■ Exercise details:
Among the entries, which lines carry the string "icon"? Copy every one.

■ Records to use:
────────
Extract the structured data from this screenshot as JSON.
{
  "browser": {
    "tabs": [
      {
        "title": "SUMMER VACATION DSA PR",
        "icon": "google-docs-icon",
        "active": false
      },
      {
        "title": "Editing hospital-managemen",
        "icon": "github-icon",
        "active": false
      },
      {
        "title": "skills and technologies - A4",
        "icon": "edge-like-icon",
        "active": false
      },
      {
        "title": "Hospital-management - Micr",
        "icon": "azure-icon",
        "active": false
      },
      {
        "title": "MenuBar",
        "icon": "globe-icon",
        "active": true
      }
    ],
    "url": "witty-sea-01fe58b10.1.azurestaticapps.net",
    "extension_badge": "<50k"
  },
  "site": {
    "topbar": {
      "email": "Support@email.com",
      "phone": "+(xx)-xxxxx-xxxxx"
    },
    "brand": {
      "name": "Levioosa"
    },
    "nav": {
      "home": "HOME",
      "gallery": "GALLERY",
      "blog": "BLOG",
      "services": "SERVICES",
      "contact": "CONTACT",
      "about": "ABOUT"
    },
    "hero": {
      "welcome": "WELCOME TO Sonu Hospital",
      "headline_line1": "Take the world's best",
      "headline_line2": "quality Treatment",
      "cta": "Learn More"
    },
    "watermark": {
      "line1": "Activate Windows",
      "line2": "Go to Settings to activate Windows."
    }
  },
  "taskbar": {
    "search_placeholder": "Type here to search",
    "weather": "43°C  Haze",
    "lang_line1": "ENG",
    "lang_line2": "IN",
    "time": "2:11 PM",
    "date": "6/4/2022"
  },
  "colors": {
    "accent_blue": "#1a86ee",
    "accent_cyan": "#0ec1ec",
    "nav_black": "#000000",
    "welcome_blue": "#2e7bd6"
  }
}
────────
■ Reply to the exercise:
        "icon": "google-docs-icon",
        "icon": "github-icon",
        "icon": "edge-like-icon",
        "icon": "azure-icon",
        "icon": "globe-icon",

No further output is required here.